Each line in the records that mentions the word "value" needs to be listed.

- **Extracted information**
********

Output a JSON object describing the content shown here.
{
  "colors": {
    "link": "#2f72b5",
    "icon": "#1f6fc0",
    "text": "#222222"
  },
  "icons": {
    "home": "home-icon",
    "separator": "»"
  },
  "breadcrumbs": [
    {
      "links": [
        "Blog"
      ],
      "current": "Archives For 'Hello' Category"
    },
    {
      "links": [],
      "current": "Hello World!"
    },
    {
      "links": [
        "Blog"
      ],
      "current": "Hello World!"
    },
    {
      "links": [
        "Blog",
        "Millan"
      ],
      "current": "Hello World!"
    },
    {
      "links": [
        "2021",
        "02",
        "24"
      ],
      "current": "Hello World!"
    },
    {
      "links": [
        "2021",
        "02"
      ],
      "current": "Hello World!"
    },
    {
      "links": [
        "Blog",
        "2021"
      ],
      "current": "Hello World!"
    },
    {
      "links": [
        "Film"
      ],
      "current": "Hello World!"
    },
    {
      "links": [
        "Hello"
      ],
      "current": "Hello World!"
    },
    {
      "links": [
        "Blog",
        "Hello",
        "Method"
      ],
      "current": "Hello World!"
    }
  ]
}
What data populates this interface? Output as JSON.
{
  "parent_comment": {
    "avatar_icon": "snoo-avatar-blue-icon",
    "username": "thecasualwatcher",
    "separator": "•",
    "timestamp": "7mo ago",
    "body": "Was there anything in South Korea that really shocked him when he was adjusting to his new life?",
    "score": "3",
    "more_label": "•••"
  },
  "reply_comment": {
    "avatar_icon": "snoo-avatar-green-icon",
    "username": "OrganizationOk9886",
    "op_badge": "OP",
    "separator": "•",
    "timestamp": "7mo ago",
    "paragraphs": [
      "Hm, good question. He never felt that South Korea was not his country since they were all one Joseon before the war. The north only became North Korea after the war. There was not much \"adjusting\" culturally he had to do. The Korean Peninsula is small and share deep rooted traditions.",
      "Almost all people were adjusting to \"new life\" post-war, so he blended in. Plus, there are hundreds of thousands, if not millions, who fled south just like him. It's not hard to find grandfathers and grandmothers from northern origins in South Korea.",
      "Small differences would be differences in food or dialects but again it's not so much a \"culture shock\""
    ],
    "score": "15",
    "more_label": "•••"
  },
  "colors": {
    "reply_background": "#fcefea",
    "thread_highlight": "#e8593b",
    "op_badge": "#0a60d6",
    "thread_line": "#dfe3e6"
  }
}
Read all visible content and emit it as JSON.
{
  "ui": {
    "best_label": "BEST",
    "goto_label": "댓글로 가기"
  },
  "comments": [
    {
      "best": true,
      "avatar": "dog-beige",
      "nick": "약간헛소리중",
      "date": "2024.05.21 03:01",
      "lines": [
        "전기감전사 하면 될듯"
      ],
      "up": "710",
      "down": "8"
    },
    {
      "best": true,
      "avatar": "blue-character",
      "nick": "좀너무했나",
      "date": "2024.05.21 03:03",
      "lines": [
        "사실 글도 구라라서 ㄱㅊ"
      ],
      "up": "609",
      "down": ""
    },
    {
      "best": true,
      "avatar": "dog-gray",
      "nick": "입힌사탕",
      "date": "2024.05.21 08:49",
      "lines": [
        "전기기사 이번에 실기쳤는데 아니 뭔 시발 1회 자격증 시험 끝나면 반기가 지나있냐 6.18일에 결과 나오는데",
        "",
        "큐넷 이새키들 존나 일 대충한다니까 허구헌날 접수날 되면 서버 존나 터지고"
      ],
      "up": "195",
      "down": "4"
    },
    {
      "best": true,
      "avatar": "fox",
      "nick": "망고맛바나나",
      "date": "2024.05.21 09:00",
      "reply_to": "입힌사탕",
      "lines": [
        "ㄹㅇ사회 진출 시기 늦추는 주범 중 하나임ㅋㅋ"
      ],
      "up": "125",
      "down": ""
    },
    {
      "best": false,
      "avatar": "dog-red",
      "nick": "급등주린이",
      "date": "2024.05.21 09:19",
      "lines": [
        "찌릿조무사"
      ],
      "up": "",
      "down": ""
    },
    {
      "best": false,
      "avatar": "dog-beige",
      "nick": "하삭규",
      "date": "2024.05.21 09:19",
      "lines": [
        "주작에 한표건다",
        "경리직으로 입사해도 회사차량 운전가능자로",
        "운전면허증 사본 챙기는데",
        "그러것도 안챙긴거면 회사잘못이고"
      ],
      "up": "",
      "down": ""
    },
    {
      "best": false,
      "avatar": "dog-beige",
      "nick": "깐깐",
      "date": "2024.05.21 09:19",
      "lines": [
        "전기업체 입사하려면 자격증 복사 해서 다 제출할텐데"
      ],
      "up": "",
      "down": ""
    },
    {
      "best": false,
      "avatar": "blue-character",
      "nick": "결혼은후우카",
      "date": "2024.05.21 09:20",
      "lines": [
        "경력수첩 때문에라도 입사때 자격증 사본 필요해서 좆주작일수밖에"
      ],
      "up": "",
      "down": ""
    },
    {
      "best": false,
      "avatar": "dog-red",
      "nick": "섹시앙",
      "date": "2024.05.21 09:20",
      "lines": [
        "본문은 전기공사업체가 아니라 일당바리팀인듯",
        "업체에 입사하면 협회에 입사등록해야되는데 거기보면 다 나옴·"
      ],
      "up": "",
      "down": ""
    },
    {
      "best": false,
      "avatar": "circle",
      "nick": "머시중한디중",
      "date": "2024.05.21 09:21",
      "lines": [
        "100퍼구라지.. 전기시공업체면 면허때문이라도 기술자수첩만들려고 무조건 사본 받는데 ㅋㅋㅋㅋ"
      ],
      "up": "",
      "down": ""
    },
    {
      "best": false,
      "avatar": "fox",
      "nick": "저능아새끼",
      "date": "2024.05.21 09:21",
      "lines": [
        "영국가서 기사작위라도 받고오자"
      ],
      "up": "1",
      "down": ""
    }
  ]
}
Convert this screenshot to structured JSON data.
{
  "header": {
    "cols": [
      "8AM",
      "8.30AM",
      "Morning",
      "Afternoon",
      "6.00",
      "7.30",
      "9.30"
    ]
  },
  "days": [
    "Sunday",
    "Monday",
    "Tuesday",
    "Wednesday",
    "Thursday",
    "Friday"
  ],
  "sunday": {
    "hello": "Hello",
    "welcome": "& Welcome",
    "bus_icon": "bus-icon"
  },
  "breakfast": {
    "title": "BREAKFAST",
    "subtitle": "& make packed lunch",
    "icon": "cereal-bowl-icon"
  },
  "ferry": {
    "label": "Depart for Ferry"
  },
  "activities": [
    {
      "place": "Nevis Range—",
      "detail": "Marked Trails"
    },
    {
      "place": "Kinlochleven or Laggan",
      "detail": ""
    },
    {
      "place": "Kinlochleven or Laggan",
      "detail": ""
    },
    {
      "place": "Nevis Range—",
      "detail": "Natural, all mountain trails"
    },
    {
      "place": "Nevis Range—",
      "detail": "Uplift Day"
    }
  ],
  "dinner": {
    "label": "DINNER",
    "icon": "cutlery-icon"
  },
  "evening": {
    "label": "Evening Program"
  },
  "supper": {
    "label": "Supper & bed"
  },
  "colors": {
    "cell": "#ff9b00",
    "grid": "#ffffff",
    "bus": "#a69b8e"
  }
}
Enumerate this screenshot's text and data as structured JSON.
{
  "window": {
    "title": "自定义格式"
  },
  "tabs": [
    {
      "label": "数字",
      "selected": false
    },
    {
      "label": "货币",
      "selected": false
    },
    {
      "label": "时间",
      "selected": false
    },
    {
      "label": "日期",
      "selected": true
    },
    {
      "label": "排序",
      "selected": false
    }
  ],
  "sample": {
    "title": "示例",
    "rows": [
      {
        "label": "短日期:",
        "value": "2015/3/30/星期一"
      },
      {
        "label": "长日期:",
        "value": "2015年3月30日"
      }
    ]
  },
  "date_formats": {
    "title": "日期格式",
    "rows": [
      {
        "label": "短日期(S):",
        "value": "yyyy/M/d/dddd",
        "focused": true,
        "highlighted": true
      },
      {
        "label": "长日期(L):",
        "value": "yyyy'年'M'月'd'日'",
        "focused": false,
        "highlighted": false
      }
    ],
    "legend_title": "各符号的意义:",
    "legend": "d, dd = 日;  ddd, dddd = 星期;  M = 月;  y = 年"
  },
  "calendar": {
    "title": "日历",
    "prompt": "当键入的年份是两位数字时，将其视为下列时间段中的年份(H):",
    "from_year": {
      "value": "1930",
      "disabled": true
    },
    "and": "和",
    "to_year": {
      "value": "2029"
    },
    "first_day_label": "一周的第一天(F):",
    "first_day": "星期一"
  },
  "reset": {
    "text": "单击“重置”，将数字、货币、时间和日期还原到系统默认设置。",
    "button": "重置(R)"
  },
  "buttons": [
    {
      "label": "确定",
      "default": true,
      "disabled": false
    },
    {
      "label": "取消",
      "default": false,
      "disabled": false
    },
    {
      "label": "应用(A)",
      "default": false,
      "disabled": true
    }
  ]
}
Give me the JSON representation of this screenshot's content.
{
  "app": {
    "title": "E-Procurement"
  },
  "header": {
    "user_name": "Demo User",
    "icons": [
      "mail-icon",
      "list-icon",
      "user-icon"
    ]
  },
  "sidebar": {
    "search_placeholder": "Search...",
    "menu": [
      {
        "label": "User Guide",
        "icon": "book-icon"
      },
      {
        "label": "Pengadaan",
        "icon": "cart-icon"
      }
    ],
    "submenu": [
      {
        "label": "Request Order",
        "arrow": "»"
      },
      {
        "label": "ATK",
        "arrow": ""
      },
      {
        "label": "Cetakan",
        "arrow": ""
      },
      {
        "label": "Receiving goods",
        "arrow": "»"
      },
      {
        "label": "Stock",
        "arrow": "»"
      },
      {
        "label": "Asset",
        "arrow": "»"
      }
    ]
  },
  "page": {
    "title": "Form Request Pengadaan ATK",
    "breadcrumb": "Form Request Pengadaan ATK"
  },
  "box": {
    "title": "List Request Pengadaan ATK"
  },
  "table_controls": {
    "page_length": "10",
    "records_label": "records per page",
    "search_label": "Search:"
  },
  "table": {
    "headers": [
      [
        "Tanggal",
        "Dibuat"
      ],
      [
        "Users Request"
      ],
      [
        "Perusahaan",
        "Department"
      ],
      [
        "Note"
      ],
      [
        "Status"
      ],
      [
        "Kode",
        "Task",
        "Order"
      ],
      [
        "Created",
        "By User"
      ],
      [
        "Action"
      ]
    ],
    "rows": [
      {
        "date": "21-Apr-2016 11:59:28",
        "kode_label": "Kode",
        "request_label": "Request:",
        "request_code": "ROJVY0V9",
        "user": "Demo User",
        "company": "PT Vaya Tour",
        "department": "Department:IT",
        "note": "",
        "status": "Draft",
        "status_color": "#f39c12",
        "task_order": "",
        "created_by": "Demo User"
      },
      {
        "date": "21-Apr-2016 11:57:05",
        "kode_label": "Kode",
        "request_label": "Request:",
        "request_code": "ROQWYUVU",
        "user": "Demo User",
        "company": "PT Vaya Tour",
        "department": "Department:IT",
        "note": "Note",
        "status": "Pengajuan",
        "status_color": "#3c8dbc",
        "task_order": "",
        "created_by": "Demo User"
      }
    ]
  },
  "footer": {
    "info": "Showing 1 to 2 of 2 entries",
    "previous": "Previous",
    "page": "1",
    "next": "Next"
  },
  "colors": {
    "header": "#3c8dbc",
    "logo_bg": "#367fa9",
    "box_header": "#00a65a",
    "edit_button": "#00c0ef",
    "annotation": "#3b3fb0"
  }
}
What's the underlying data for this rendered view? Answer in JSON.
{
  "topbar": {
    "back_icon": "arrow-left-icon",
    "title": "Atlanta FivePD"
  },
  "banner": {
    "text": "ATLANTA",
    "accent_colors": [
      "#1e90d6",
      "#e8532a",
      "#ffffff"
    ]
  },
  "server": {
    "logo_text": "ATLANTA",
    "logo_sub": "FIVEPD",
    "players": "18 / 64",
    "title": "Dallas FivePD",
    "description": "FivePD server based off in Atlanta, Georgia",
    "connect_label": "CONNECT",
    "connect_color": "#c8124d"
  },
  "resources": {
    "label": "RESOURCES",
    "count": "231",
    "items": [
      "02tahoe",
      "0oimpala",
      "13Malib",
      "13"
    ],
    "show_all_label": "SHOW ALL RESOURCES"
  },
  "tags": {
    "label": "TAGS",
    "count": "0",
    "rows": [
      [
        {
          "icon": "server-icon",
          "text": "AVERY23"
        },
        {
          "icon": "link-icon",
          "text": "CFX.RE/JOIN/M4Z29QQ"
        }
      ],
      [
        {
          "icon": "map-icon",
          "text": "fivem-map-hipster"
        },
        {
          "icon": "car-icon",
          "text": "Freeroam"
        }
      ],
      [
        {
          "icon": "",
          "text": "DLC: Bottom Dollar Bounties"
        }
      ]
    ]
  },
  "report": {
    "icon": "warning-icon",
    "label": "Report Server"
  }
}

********

- **Completed exercise**
        "value": "2015/3/30/星期一"
        "value": "2015年3月30日"
        "value": "yyyy/M/d/dddd",
        "value": "yyyy'年'M'月'd'日'",
      "value": "1930",
      "value": "2029"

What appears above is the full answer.